To give me some credit, I must’ve pulled back and looked a little sketched out at this point, because he said something along the lines of “Don’t be afraid!” as he pocketed the key and tugged me through the now-open doorway and into the pitch-black entryway. For a moment, I felt exceptionally nervous . . . was my romantic classic turning into some kind of nightmare horror flick? As scenes from the movie Taken chased through my mind, we walked through what I can only assume was the lobby, since it was too dark to actually tell. A moment later, Matt Deux was crowding me into the world’s smallest elevator, where he solicitously (read: sketchily) left his hand on the small of my back, stroking it slowly, likely thinking something a lot like bow chicka wow wow!
As the elevator reached the 7th floor, it slowed. This was it, I was either about to get some serious moves put on me, or I was really in trouble. Thankfully, Matt Deux was no axe-murderer. He ushered me to the window where he pointed out the sparkling well-lit view of the Sacré-Coeur that glimmered white in the night. Then he put his arms around me and, judging by the way he was murmuring French-nothings and kissing my neck, Matt Deux thought he was about to get at least a little lucky. Lots of girls probably would have gone for it, but I am not one of those girls.

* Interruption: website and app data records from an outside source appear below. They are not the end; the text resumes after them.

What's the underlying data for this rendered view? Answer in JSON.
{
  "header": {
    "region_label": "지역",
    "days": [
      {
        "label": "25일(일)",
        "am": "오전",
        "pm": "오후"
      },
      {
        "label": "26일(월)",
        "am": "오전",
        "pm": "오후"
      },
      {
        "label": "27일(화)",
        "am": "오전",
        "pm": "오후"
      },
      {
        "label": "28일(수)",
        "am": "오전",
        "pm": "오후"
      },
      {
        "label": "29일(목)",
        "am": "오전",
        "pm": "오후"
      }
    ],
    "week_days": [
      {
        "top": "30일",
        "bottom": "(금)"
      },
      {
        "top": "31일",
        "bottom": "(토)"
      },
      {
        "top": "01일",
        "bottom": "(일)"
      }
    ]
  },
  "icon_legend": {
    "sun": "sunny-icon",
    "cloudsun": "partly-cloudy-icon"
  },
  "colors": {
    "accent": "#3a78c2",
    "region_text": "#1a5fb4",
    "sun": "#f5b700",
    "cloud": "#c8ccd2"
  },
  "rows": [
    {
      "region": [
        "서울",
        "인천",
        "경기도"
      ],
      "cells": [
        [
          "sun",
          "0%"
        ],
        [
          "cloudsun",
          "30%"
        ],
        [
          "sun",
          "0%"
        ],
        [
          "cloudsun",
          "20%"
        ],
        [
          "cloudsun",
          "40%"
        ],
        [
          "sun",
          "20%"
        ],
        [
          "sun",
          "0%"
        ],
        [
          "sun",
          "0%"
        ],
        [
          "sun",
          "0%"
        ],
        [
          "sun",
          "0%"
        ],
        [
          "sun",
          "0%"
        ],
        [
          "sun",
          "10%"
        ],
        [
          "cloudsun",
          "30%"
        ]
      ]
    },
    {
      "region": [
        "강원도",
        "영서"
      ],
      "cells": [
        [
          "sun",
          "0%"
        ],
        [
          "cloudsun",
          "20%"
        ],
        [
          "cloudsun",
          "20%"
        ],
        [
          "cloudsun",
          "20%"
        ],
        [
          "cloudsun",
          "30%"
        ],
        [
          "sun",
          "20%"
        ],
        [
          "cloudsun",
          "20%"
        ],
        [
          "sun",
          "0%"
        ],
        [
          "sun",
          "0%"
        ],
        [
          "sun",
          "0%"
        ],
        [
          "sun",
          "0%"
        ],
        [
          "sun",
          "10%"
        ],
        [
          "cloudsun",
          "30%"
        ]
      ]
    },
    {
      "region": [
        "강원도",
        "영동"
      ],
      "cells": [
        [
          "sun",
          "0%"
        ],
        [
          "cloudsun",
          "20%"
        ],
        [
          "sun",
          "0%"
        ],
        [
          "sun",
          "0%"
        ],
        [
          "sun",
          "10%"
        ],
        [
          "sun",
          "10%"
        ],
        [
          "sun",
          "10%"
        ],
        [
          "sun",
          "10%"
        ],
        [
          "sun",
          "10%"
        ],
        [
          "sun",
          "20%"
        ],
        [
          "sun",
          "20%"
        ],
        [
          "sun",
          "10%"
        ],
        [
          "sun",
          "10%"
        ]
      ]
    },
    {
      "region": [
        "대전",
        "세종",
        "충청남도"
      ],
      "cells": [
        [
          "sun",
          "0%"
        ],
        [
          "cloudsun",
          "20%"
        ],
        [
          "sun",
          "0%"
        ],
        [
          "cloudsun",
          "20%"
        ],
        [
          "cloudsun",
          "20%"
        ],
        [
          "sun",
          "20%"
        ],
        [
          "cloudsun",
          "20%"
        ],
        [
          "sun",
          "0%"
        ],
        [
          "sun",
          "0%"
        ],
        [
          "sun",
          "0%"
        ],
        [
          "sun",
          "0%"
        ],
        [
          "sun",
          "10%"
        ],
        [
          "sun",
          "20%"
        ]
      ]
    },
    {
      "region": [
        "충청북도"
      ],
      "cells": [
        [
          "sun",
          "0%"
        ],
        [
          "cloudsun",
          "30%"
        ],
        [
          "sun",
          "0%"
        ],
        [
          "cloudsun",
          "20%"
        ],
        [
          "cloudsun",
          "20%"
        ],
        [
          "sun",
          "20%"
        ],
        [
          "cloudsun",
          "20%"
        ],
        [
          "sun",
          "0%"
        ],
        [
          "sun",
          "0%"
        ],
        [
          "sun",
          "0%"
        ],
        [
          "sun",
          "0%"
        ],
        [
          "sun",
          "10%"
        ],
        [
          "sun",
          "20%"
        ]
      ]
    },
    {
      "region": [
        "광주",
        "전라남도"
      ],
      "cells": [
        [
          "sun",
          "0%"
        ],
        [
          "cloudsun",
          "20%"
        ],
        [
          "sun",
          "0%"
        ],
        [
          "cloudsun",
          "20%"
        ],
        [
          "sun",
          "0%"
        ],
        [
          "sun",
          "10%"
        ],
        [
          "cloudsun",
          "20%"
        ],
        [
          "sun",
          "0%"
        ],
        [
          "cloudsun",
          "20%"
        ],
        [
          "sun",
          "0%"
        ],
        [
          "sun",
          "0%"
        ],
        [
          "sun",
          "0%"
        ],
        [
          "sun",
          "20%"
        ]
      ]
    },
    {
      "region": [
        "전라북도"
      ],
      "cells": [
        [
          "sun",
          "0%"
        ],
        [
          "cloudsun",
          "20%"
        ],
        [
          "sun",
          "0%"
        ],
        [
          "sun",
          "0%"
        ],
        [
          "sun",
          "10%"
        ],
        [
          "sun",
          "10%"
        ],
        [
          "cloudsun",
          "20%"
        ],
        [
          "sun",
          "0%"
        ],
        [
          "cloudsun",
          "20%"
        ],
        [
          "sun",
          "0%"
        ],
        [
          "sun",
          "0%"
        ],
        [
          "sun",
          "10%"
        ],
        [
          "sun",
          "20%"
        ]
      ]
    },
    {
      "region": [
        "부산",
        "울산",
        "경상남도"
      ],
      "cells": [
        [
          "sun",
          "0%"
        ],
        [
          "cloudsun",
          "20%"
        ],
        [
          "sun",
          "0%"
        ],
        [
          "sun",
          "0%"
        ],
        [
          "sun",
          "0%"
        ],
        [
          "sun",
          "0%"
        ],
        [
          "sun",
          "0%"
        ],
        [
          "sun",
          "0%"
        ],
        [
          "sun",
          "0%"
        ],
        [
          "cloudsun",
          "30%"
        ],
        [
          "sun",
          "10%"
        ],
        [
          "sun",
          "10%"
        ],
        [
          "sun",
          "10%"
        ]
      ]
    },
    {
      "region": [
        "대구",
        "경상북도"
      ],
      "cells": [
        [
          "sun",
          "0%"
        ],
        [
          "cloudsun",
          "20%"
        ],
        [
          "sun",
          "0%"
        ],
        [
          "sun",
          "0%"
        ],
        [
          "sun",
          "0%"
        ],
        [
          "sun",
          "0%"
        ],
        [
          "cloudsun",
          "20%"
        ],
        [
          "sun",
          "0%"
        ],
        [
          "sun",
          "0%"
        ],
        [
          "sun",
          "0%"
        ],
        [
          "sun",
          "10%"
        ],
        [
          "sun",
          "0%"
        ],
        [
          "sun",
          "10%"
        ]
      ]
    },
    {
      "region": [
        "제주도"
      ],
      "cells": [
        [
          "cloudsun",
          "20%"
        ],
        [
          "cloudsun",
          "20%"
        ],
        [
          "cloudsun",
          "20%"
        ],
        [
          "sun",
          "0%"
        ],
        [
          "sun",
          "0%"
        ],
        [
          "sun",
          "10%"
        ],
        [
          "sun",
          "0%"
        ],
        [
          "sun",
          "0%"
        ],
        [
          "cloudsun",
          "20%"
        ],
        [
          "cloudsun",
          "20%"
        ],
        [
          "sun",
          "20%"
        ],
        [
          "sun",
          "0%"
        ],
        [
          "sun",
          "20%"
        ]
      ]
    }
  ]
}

It’s funny, I actually thought about it. While he was trying to convince me that I should do “what felt right” (a.k.a. make out, at the very least), I had this moment of detached logical processing – like a cartoon where everything freezes for a second so the protagonist can monologue. My little conscience-angel and I had a speedy internal heart-to-heart and I decided that Matt Deux was not the mec for me. After a little evasive maneuvering (he had to kiss my forehead and cheek a lot), I told him I really had to get back to my friend. While definitely disappointed, Matt Deux had not given up all hope. He was doing a good impression of that espionage-driven courtesan I named him after – keeping his eyes on the prize . . . but instead of government information, the prize was me. Before we left the creepy building, he squeezed the promise of a date out of me for the next evening. I was to meet him at the restaurant at seven for a night out on the town.
In the light of the following day, as the sketch-factor ramped up, and the realization that attending this little soirée would probably constitute a second mistake with a man named matt, I did the only thing I could do. The date plans got the proverbial firing squad, and I stood the poor guy up. I almost felt bad, but then I remembered that he was either trying to kidnap me to sell on the sex-slave market, or he was just some horny sketch-ball who wanted some. So, I congratulated myself on my narrow escape and called it a day.
In the end, the whole silly interlude wound up feeling like an adventure, actually. But then, that’s probably because it was Paris, and my first trip to Paris was nothing if not cinematically ideal. It’s strange, there’s something about Paris where you can recall only perfection after you’ve left. Even my Matt-a Hari adventure has become just another anecdotal facet on the glittering face of Exploring Paris.